WORK ORDER – Below are the records; copy each line in which "첨부파일" occurs.

[Stored data entries]
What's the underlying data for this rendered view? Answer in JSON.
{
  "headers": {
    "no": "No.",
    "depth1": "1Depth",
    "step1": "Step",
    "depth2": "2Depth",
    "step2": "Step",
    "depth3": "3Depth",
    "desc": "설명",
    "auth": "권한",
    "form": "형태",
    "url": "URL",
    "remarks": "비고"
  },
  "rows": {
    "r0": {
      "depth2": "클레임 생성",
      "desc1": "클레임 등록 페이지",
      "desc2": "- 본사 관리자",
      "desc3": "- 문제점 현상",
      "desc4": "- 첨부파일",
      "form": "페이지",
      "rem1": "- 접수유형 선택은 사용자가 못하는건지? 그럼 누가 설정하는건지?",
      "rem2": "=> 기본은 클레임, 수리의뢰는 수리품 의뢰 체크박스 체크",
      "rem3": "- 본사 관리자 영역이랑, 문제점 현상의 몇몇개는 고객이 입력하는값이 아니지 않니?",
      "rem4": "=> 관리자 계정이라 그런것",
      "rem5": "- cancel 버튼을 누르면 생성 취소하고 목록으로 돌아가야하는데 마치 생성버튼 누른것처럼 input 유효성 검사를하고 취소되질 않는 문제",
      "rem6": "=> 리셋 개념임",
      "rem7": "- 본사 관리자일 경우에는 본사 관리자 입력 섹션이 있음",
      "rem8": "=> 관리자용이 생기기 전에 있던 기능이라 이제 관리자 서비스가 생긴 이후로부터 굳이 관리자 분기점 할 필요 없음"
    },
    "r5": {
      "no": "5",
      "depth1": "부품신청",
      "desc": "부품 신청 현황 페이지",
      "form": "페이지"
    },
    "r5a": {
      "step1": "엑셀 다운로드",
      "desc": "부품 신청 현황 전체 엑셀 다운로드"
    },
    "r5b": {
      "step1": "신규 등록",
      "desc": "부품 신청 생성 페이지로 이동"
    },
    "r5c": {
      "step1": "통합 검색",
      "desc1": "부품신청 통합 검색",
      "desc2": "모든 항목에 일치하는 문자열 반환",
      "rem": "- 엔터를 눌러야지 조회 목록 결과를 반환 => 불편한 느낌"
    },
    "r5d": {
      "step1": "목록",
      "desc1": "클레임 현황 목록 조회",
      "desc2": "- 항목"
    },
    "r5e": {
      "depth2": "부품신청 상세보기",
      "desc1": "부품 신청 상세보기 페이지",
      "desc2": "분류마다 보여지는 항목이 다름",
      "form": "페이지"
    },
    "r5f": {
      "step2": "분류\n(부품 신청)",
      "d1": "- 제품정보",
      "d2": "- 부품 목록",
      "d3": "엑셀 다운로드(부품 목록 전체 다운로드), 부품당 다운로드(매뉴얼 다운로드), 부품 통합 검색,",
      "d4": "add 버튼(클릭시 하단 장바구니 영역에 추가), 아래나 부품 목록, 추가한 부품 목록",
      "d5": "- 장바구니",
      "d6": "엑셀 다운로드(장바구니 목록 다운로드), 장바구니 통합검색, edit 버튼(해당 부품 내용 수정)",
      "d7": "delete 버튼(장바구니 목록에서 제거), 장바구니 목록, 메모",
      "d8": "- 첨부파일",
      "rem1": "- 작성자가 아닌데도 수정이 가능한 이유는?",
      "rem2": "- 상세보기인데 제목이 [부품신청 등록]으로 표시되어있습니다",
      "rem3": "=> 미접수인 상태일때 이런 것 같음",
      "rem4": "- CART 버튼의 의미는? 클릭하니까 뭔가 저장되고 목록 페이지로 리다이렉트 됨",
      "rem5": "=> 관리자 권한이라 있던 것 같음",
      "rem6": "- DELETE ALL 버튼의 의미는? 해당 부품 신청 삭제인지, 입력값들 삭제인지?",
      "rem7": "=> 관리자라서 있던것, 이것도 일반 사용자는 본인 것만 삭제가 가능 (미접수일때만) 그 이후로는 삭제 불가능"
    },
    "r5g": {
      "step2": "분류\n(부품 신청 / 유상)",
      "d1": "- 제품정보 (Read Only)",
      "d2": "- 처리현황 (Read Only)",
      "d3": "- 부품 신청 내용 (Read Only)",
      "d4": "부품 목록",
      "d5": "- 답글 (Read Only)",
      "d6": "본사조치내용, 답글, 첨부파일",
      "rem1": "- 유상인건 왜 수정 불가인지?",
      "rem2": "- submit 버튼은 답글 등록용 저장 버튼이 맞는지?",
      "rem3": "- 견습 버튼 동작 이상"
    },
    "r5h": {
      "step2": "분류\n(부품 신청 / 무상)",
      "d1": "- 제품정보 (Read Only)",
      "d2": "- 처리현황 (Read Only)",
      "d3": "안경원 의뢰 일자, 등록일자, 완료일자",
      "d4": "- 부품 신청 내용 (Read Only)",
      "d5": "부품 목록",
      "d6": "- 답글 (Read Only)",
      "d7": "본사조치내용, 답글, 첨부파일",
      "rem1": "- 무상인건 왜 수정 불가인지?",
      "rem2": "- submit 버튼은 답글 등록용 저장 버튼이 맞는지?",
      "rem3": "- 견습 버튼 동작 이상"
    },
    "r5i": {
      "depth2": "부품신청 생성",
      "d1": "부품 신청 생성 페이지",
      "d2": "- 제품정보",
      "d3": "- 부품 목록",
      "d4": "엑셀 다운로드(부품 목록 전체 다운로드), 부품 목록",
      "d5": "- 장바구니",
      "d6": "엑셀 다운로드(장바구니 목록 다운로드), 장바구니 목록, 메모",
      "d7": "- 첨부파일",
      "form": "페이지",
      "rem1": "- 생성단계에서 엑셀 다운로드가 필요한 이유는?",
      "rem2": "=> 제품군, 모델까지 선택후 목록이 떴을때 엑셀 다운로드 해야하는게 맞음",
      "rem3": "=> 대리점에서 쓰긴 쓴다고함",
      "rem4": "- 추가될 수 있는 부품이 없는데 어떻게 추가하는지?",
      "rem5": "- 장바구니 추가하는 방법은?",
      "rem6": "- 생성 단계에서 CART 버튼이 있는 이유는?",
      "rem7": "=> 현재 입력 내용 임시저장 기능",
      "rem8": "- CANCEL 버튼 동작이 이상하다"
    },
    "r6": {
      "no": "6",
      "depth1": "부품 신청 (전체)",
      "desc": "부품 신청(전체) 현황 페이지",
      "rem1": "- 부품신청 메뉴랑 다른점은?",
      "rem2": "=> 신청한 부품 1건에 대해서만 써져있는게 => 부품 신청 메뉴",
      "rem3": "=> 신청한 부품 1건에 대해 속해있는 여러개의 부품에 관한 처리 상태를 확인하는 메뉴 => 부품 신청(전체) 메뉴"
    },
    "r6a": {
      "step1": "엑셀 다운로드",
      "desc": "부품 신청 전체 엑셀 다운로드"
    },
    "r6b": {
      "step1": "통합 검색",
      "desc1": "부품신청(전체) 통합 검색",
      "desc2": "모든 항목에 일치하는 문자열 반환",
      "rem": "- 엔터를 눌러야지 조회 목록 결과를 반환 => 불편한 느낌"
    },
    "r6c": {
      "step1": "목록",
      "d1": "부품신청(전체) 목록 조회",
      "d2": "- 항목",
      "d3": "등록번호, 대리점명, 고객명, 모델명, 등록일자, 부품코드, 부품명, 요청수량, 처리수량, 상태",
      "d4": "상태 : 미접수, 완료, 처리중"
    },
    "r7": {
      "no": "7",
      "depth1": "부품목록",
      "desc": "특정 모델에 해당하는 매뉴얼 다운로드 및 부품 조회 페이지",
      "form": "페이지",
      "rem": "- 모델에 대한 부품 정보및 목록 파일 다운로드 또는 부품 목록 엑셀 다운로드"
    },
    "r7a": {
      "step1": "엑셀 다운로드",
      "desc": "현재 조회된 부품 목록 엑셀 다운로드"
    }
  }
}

ANSWER BELOW –
      "desc4": "- 첨부파일",
      "d8": "- 첨부파일",
      "d6": "본사조치내용, 답글, 첨부파일",
      "d7": "본사조치내용, 답글, 첨부파일",
      "d7": "- 첨부파일",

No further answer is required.